When you’re attempting to identify the degree or angle you can operate a forklift at, you may need to convert from percentage to a degree. You can also calculate percentage by measuring your ramp’s length and height at the facility where it’s being used. A gradeability rating of 40% amounts to a slope of 22 degrees.
Forklift Ramp Safety: Smart Ramp Design
Ramps can be designed with OSHA ramp requirements in mind, which should reduce the possibility of forklift injuries, accidents, and deaths. Outfitting loading dock ramps with safety features should keep these issues at bay as well. There are several safety features that are already placed into most ramps, which include everything from high-traction surfaces to tall ramp curbs.
1. High-traction Surfaces
Forklifts are commonly used on loading docks. During operations, they may be exposed to inclement weather, which may eventually result in the loading docks becoming oily. If a building ramp is equipped with open steel grading, moisture buildup should be kept to a minimum, which makes it easier for forklift wheels to gain the traction they require for safe operation.
2. Low-angle Slopes
When driving on a steep ramp, there’s a higher risk of losing a load or having the forklift tip over. If the ramp is designed to be longer, the grade will be shallower, which can reduce potential hazards.
3. Tall Ramp Curbs
When operating a forklift, you should always maintain a proper distance from the ramp’s edge. If you don’t, having steel curbs along the ramp’s edge could allow for enhanced protection.
4. Extra Anchorage
It’s possible for accidents to take place if dock plates or ramps shift while a forklift is on there. Increasing the total number of anchors that are placed at ground level can reduce the amount of shifting that occurs.
Forklift Ramp Safety FAQs
If you’re not sure how to educate your employees about how to safely use forklifts while driving on ramps, here are some answers to the most common ramp safety questions.
How Should a Forklift Go Up a Ramp?
When you drive a forklift up a ramp slope, the machine should always be pointed straight forward. If you slightly pivot to the right or left, a tip-over can occur. In the event that you’re carrying a load, the forks should always be pointed uphill. When you’re not carrying a load, the forks should be pointed downhill even as you drive up the ramp.

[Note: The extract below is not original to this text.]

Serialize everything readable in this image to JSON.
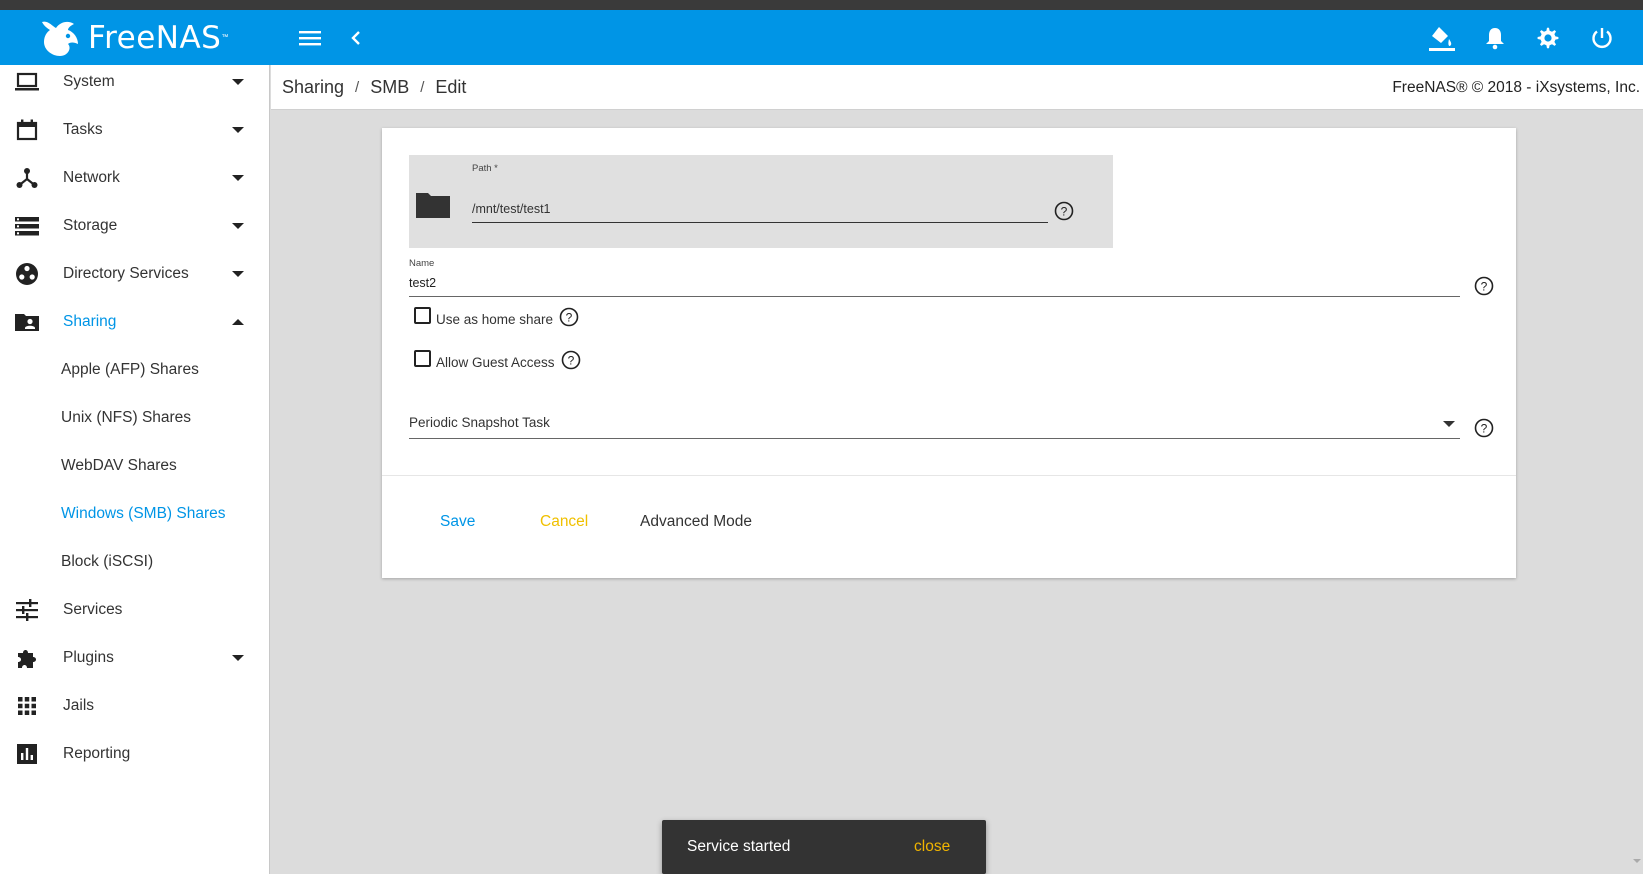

What Is the Maximum Slope for a Forklift Ramp?
OSHA guidelines state that ramps shouldn’t be inclined higher than a slope of a single vertical to three horizontal, which means that it shouldn’t be 20 degrees above horizontal. Your manufacturer’s guide should give you an idea of the maximum slope you can drive on.
Can a Forklift Go Down a Ramp?
All forklift ramps provide operators with the ability to travel up and down. As you travel down a ramp without a load, you should do so in reverse with the lift’s forks being pointed downward.
Can You Turn a Forklift on a Slope?
Never turn your forklift when you’re on a slope. Keeping your wheels pointed straight should allow you to avoid injuries and accidents.
How Long Does It Take to Stop a Forklift on a Ramp?
If you’re driving on a flat surface, the forklift you’re operating will need around 16 feet of space to come to a stop when driving at seven miles her hour. Give yourself additional space for a stop when driving on a decline or incline.
Why Choose QMH?
Here at QMH, our material handling and storage specialists have the expertise and knowledge required to answer all of your forklift ramp inquiries. If you’re designing a new facility with forklift ramps, we can join your project in an advisory capacity to make sure that everything meets OSHA compliance. Our services can also help your business save on operational costs, reduce project timelines, maximize efficiency, and increase capacity. Call us today if you have any questions about forklift ramps and how they can be used in your facility.